    There are a few reasons he could be thinking that. First: the more detail you present in a debate, the easier it is for the opposition to attack you without offering their own detailed plans. That cuts a few different ways, not all of them favorable. It’s tactically smart, but it doesn’t necessarily build the brand.
    Second, it could be an acknowledgment that policy details are not just a product of the President. The House and Senate will amend and squabble over a lot of details, and there’s a sensible case to be made that we need to know not what details the candidates hope for, but which points they are prepared to veto over. That’s where the rhetoric becomes important, because it signals matters of priority, and where a President Obama would draw the line, and how he’d keep Congress from crossing that line.
    When I interviewed him 2 years ago, this was his argument, and I think it’s as close as we’ll come to a direct answer to your question: “Now people get frustrated, especially in the blog community, in the blogosphere, because there is a tendency to divide people in terms of they’re either hard-core left-leaning Democrats Paul Wellstone Democrats or they must be sell-out, DLC, centrist Democrats who will just split the difference. I think that’s a false dichotomy. I think what people should be looking for is: do the Democrats that they support care about the core values that are important to all of us.
    Jobs at a living wage, health care for all people, educational opportunity for all people, environmental sustainability, foreign policy that is smart and not just belligerent. And if those values are important to whoever’s running, people need to be flexible in terms of recognizing that there may more than one way of doing things. Single payer healthcare may not be the only way to provide healthcare to everybody and we should be agnostic, we should be open minded about what strategies or approaches we get to deliver those issues.”

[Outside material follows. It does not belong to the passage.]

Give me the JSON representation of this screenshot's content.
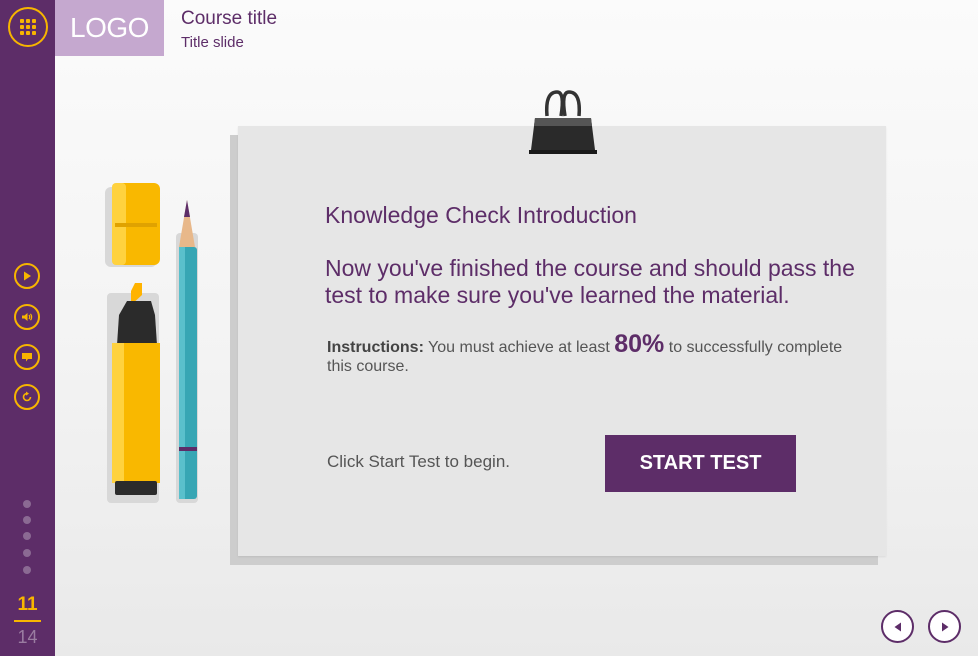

    A side note on “right wing noises about Social Security.” Al Gore and Bill Clinton did a lot to put the issue of “saving Social Security” on the map. Partly that was a way of dealing with the budget surplus, and signaling that the money should be set aside against a rainy day. But it also made this meme that “Social Security is in trouble” more virulent. We have to deal with that legacy, a legacy which is, sadly, bipartisan. I agree that Obama shouldn’t have sent mixed signals about that, but you may be making more of that than is merited. He has said he would not cut benefits or raise the retirement age, and favors increasing the cap on payroll taxes, so that the very wealthy would pay more into the system. Rhetorically, he has used that position as a way to ensure voters that he is more committed to Social Security than (then front-runner) Hillary.

Comments are closed.